The groups reconvene and load all their information into a
common spreadsheet program.
They can then see a picture of the budget, what makes sense,
and what doesn’t, as well as how each component synchronizes
with all the others.
The group repeats the process again, to reshape and refine
information and alternatives, until the basic budget and
operating plans are complete.
Typically, it requires four such cycles to come up with a winner.
As you go through the process above, keep in mind two
All the moving parts of the organization must have a
common understanding of the external environment and
other crucial factors — in other words, the left hand must
know what the right hand is doing. Synchronizing includes
matching the goals of the interdependent parts and linking
their priorities with other parts of the organization.
That way, when conditions change, synchronization realigns
the multiple priorities and reallocates resources.
An operating plan addresses the critical issues in execution by building the
budget on realities.
How well your business leaders understand these realities is a key factor in
the success of your plan.
Debate on underlying assumptions is one of the most critical parts of any
operating review — you cannot set realistic goals until you have debated
the assumptions behind them.
Once you’ve built an operating plan, you must then monitor its outcomes

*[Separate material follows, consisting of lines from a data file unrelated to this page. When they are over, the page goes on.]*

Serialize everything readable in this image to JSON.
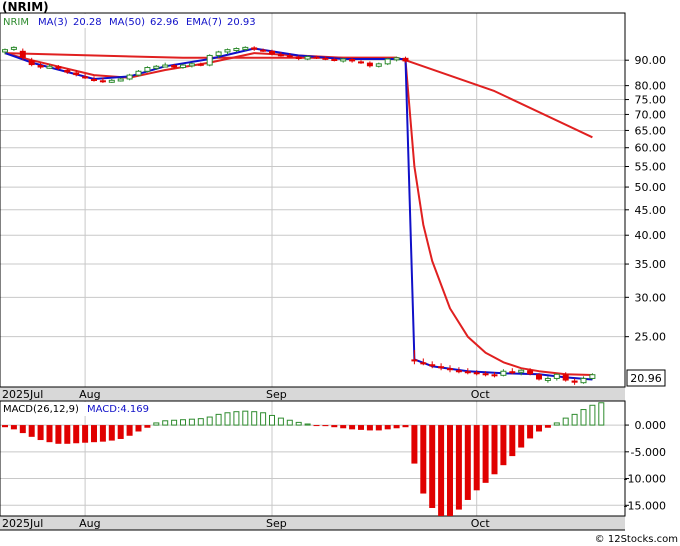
{
  "chart_data": [
    {
      "type": "candlestick",
      "title": "(NRIM)",
      "legend_items": [
        {
          "label": "NRIM",
          "value": "",
          "color": "#2e8b2e"
        },
        {
          "label": "MA(3)",
          "value": "20.28",
          "color": "#1010c8"
        },
        {
          "label": "MA(50)",
          "value": "62.96",
          "color": "#1010c8"
        },
        {
          "label": "EMA(7)",
          "value": "20.93",
          "color": "#1010c8"
        }
      ],
      "price_ticks": [
        "90.00",
        "80.00",
        "75.00",
        "70.00",
        "65.00",
        "60.00",
        "55.00",
        "50.00",
        "45.00",
        "40.00",
        "35.00",
        "30.00",
        "25.00"
      ],
      "last_price_label": "20.96",
      "y_scale": "log",
      "ylim": [
        19.8,
        112
      ],
      "x_labels": [
        {
          "label": "2025Jul",
          "i": 0
        },
        {
          "label": "Aug",
          "i": 9
        },
        {
          "label": "Sep",
          "i": 30
        },
        {
          "label": "Oct",
          "i": 53
        }
      ],
      "n_days": 70,
      "candles": [
        [
          0,
          93.5,
          95,
          92.5,
          94.5
        ],
        [
          1,
          95,
          96,
          94,
          95.5
        ],
        [
          2,
          94,
          95,
          90,
          91
        ],
        [
          3,
          90,
          91,
          87.5,
          88
        ],
        [
          4,
          88,
          89,
          86.5,
          87
        ],
        [
          5,
          87,
          88.5,
          86.5,
          87.5
        ],
        [
          6,
          87.5,
          88,
          86,
          86.5
        ],
        [
          7,
          86,
          86.5,
          84.5,
          85
        ],
        [
          8,
          85,
          86,
          83.5,
          84
        ],
        [
          9,
          83.5,
          84.5,
          82.5,
          83
        ],
        [
          10,
          82.5,
          83.5,
          81.5,
          82
        ],
        [
          11,
          82,
          83,
          81,
          81.5
        ],
        [
          12,
          81.5,
          82.5,
          81,
          82
        ],
        [
          13,
          82,
          83,
          81.5,
          82.5
        ],
        [
          14,
          82.5,
          84.5,
          82,
          84
        ],
        [
          15,
          84,
          86,
          83.5,
          85.5
        ],
        [
          16,
          85.5,
          87.5,
          85,
          87
        ],
        [
          17,
          87,
          88,
          86,
          87.5
        ],
        [
          18,
          87.5,
          89,
          87,
          88
        ],
        [
          19,
          88,
          88.5,
          86.5,
          87
        ],
        [
          20,
          87,
          88.5,
          86.5,
          88
        ],
        [
          21,
          88,
          89,
          87,
          88.5
        ],
        [
          22,
          88.5,
          89,
          87.5,
          88
        ],
        [
          23,
          88,
          92.5,
          87.5,
          92
        ],
        [
          24,
          92,
          94,
          91,
          93.5
        ],
        [
          25,
          93.5,
          95,
          92.5,
          94.5
        ],
        [
          26,
          94.5,
          95.5,
          93.5,
          95
        ],
        [
          27,
          95,
          96,
          94,
          95.5
        ],
        [
          28,
          95.5,
          96,
          94,
          94.5
        ],
        [
          29,
          94.5,
          95,
          93.5,
          94
        ],
        [
          30,
          94,
          94.5,
          92,
          92.5
        ],
        [
          31,
          92.5,
          93.5,
          91.5,
          92
        ],
        [
          32,
          92,
          93,
          91,
          91.5
        ],
        [
          33,
          91.5,
          92,
          90,
          90.5
        ],
        [
          34,
          90.5,
          92,
          90,
          91.5
        ],
        [
          35,
          91.5,
          92,
          90.5,
          91
        ],
        [
          36,
          91,
          91.5,
          90,
          90.5
        ],
        [
          37,
          90.5,
          91,
          89.5,
          90
        ],
        [
          38,
          90,
          91,
          89,
          90.5
        ],
        [
          39,
          90.5,
          91,
          89,
          89.5
        ],
        [
          40,
          89.5,
          90,
          88.5,
          89
        ],
        [
          41,
          89,
          89.5,
          87,
          87.5
        ],
        [
          42,
          87.5,
          89,
          87,
          88.5
        ],
        [
          43,
          88.5,
          91,
          88,
          90.5
        ],
        [
          44,
          90.5,
          91.5,
          89.5,
          91
        ],
        [
          45,
          91,
          91.5,
          89,
          89.5
        ],
        [
          46,
          22.5,
          23.5,
          22,
          22.3
        ],
        [
          47,
          22.2,
          22.6,
          21.9,
          22
        ],
        [
          48,
          22,
          22.3,
          21.6,
          21.8
        ],
        [
          49,
          21.8,
          22.1,
          21.4,
          21.6
        ],
        [
          50,
          21.6,
          21.9,
          21.2,
          21.4
        ],
        [
          51,
          21.4,
          21.7,
          21.1,
          21.3
        ],
        [
          52,
          21.3,
          21.6,
          21,
          21.2
        ],
        [
          53,
          21.2,
          21.4,
          20.9,
          21.1
        ],
        [
          54,
          21.1,
          21.3,
          20.8,
          21
        ],
        [
          55,
          21,
          21.2,
          20.7,
          20.9
        ],
        [
          56,
          20.9,
          21.5,
          20.8,
          21.3
        ],
        [
          57,
          21.3,
          21.6,
          21,
          21.2
        ],
        [
          58,
          21.2,
          21.5,
          20.9,
          21.4
        ],
        [
          59,
          21.4,
          21.6,
          20.9,
          21
        ],
        [
          60,
          21,
          21.1,
          20.4,
          20.5
        ],
        [
          61,
          20.5,
          20.8,
          20.2,
          20.6
        ],
        [
          62,
          20.6,
          21.1,
          20.4,
          21
        ],
        [
          63,
          21,
          21.2,
          20.3,
          20.4
        ],
        [
          64,
          20.4,
          20.6,
          20,
          20.2
        ],
        [
          65,
          20.2,
          20.8,
          20.1,
          20.6
        ],
        [
          66,
          20.6,
          21.1,
          20.5,
          20.96
        ]
      ],
      "ma50_line": [
        [
          0,
          93
        ],
        [
          20,
          91
        ],
        [
          44,
          91
        ],
        [
          45,
          90
        ],
        [
          55,
          78
        ],
        [
          66,
          62.96
        ]
      ],
      "ma3_line": [
        [
          0,
          93
        ],
        [
          3,
          89
        ],
        [
          10,
          82.5
        ],
        [
          14,
          83.5
        ],
        [
          18,
          87.5
        ],
        [
          23,
          90.5
        ],
        [
          28,
          95
        ],
        [
          33,
          92
        ],
        [
          38,
          90.5
        ],
        [
          44,
          90.5
        ],
        [
          45,
          90.5
        ],
        [
          46,
          22.5
        ],
        [
          48,
          21.8
        ],
        [
          52,
          21.3
        ],
        [
          56,
          21.1
        ],
        [
          60,
          21
        ],
        [
          63,
          20.7
        ],
        [
          66,
          20.5
        ]
      ],
      "ema7_line": [
        [
          0,
          93
        ],
        [
          3,
          90
        ],
        [
          10,
          84
        ],
        [
          14,
          83
        ],
        [
          18,
          86
        ],
        [
          23,
          89
        ],
        [
          28,
          93
        ],
        [
          33,
          92
        ],
        [
          38,
          91
        ],
        [
          44,
          91
        ],
        [
          45,
          90
        ],
        [
          46,
          55
        ],
        [
          47,
          42
        ],
        [
          48,
          35.5
        ],
        [
          50,
          28.5
        ],
        [
          52,
          25
        ],
        [
          54,
          23.2
        ],
        [
          56,
          22.2
        ],
        [
          58,
          21.6
        ],
        [
          60,
          21.3
        ],
        [
          63,
          21
        ],
        [
          66,
          20.93
        ]
      ]
    },
    {
      "type": "bar",
      "title": "MACD(26,12,9)",
      "value_label": "MACD:4.169",
      "y_ticks": [
        "0.000",
        "-5.000",
        "-10.000",
        "-15.000"
      ],
      "ylim": [
        -17000,
        4500
      ],
      "x_labels": [
        {
          "label": "2025Jul",
          "i": 0
        },
        {
          "label": "Aug",
          "i": 9
        },
        {
          "label": "Sep",
          "i": 30
        },
        {
          "label": "Oct",
          "i": 53
        }
      ],
      "histogram": [
        [
          0,
          -400
        ],
        [
          1,
          -800
        ],
        [
          2,
          -1500
        ],
        [
          3,
          -2200
        ],
        [
          4,
          -2800
        ],
        [
          5,
          -3200
        ],
        [
          6,
          -3500
        ],
        [
          7,
          -3500
        ],
        [
          8,
          -3400
        ],
        [
          9,
          -3300
        ],
        [
          10,
          -3200
        ],
        [
          11,
          -3100
        ],
        [
          12,
          -2900
        ],
        [
          13,
          -2600
        ],
        [
          14,
          -2000
        ],
        [
          15,
          -1200
        ],
        [
          16,
          -500
        ],
        [
          17,
          400
        ],
        [
          18,
          800
        ],
        [
          19,
          900
        ],
        [
          20,
          1000
        ],
        [
          21,
          1100
        ],
        [
          22,
          1200
        ],
        [
          23,
          1500
        ],
        [
          24,
          2000
        ],
        [
          25,
          2300
        ],
        [
          26,
          2500
        ],
        [
          27,
          2600
        ],
        [
          28,
          2500
        ],
        [
          29,
          2300
        ],
        [
          30,
          1800
        ],
        [
          31,
          1300
        ],
        [
          32,
          900
        ],
        [
          33,
          500
        ],
        [
          34,
          200
        ],
        [
          35,
          -100
        ],
        [
          36,
          -200
        ],
        [
          37,
          -400
        ],
        [
          38,
          -600
        ],
        [
          39,
          -800
        ],
        [
          40,
          -900
        ],
        [
          41,
          -1000
        ],
        [
          42,
          -1000
        ],
        [
          43,
          -800
        ],
        [
          44,
          -600
        ],
        [
          45,
          -400
        ],
        [
          46,
          -7200
        ],
        [
          47,
          -12800
        ],
        [
          48,
          -15500
        ],
        [
          49,
          -17000
        ],
        [
          50,
          -17000
        ],
        [
          51,
          -15800
        ],
        [
          52,
          -14000
        ],
        [
          53,
          -12200
        ],
        [
          54,
          -10800
        ],
        [
          55,
          -9200
        ],
        [
          56,
          -7500
        ],
        [
          57,
          -5800
        ],
        [
          58,
          -4200
        ],
        [
          59,
          -2500
        ],
        [
          60,
          -1200
        ],
        [
          61,
          -500
        ],
        [
          62,
          400
        ],
        [
          63,
          1300
        ],
        [
          64,
          2000
        ],
        [
          65,
          2900
        ],
        [
          66,
          3700
        ],
        [
          67,
          4169
        ]
      ]
    }
  ],
  "watermark": "© 12Stocks.com",
  "colors": {
    "up_candle": "#2e8b2e",
    "down_candle": "#e00000",
    "ma_blue": "#1010c8",
    "ema_red": "#e02020",
    "grid": "#c8c8c8",
    "axis_band": "#d8d8d8"
  }
}
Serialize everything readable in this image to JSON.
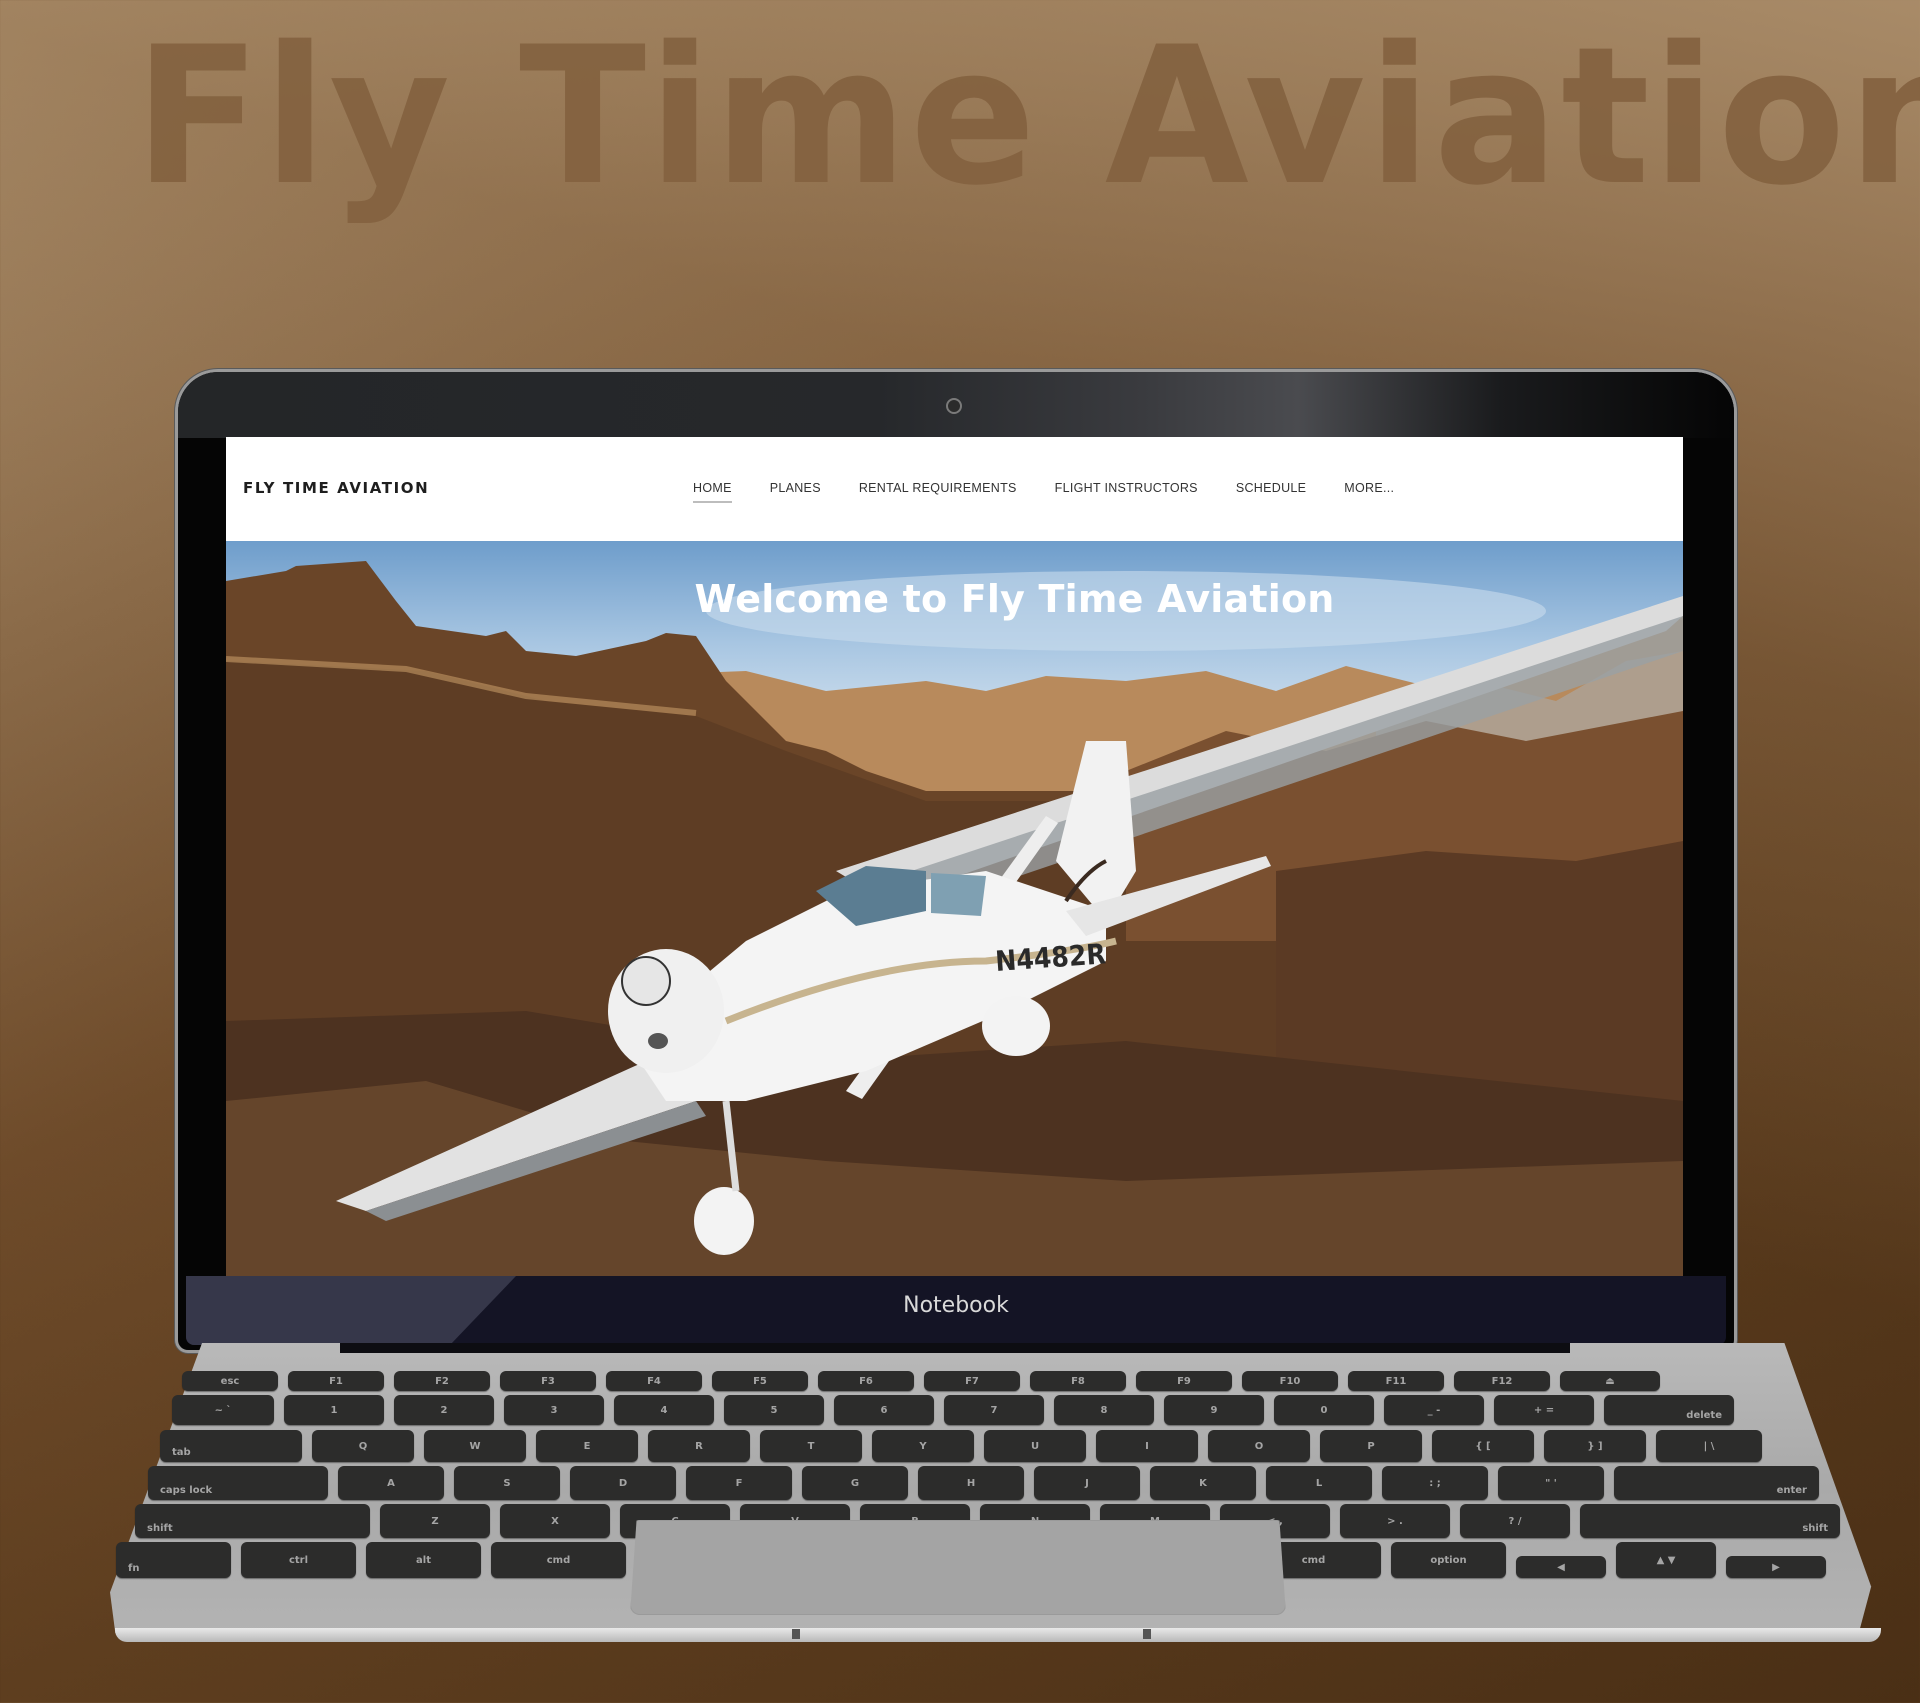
{
  "background": {
    "watermark_title": "Fly Time Aviation",
    "colors": {
      "gradient_dark": "#5c3c1e",
      "gradient_light": "#b09370",
      "watermark": "#846240"
    }
  },
  "device": {
    "chin_label": "Notebook"
  },
  "website": {
    "logo": "FLY TIME AVIATION",
    "nav": [
      {
        "label": "HOME",
        "active": true
      },
      {
        "label": "PLANES",
        "active": false
      },
      {
        "label": "RENTAL REQUIREMENTS",
        "active": false
      },
      {
        "label": "FLIGHT INSTRUCTORS",
        "active": false
      },
      {
        "label": "SCHEDULE",
        "active": false
      },
      {
        "label": "MORE...",
        "active": false
      }
    ],
    "hero": {
      "title": "Welcome to Fly Time Aviation",
      "aircraft_registration": "N4482R"
    }
  },
  "keyboard": {
    "rows": [
      [
        "esc",
        "F1",
        "F2",
        "F3",
        "F4",
        "F5",
        "F6",
        "F7",
        "F8",
        "F9",
        "F10",
        "F11",
        "F12",
        "⏏"
      ],
      [
        "~ `",
        "1",
        "2",
        "3",
        "4",
        "5",
        "6",
        "7",
        "8",
        "9",
        "0",
        "_ -",
        "+ =",
        "delete"
      ],
      [
        "tab",
        "Q",
        "W",
        "E",
        "R",
        "T",
        "Y",
        "U",
        "I",
        "O",
        "P",
        "{ [",
        "} ]",
        "| \\"
      ],
      [
        "caps lock",
        "A",
        "S",
        "D",
        "F",
        "G",
        "H",
        "J",
        "K",
        "L",
        ": ;",
        "\" '",
        "enter"
      ],
      [
        "shift",
        "Z",
        "X",
        "C",
        "V",
        "B",
        "N",
        "M",
        "< ,",
        "> .",
        "? /",
        "shift"
      ],
      [
        "fn",
        "ctrl",
        "alt",
        "cmd",
        "",
        "cmd",
        "option",
        "◀",
        "▲ ▼",
        "▶"
      ]
    ]
  }
}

over the course of the year.
One outcome of the operations process is identifying targets that clearly
and specifically reflect not only what a business wants to achieve, but what
it is likely to achieve — because they are based on the most realistic
assumptions and on the how's of achieving them.
In addition to establishing clear targets, you can learn a lot from building an
operating plan. When you participate in such a review, you debate the very
guts of your business. All involved parties get to see the company, both as
a whole and as a collection of independently moving parts.
They also learn how to allocate and reassign resources when the
Leaders are central to execution.
Be engaged in both the “whats and hows.”
Be honest about all realities.
Promote ongoing honest dialogue
Create & maintain an Execution culture
Translate visions and goals into tangible
deliverables and actions.
Put the “right” people in the “right” places.
Be involved in selections.
Reward the doers.
Expand the capabilities through coaching
Put processes and mechanisms in place to
effectively operationalize execution.
Strategic plan – stretch goals.
Realistic resources and budgets.
Why Execution Is Necessary. Leaders simply are not taught the
discipline of execution; more time and scholarship are given to strategic
thinking and management techniques. Neither mean much to a
company, however, if its leader cannot take an idea and make it reality.
Seven Essential Behaviors. From following through on commitments
to rewarding those employees who produce results, if you are serious
about execution and leadership, you must exhibit these key behaviors.
Creating the Framework for Cultural Change. The culture of an
organization is the sum of its shared values, beliefs and norms of
behavior. Leaders who want to foster an execution-supporting culture
must focus on changing the beliefs within their company that influence
specific behaviors, since behaviors are what ultimately deliver results.
The Three Core Processes of Execution. Many organizations treat
their people, strategy and operations processes as separate,
independent entities, when in fact they are interrelated — and must be
treated as such in order to ingrain the discipline of execution into the
“Leadership without the discipline of execution is
incomplete and ineffective. Without the ability to
execute, all other attributes of leadership become
Larry Bossidy Chairman, Honeywell International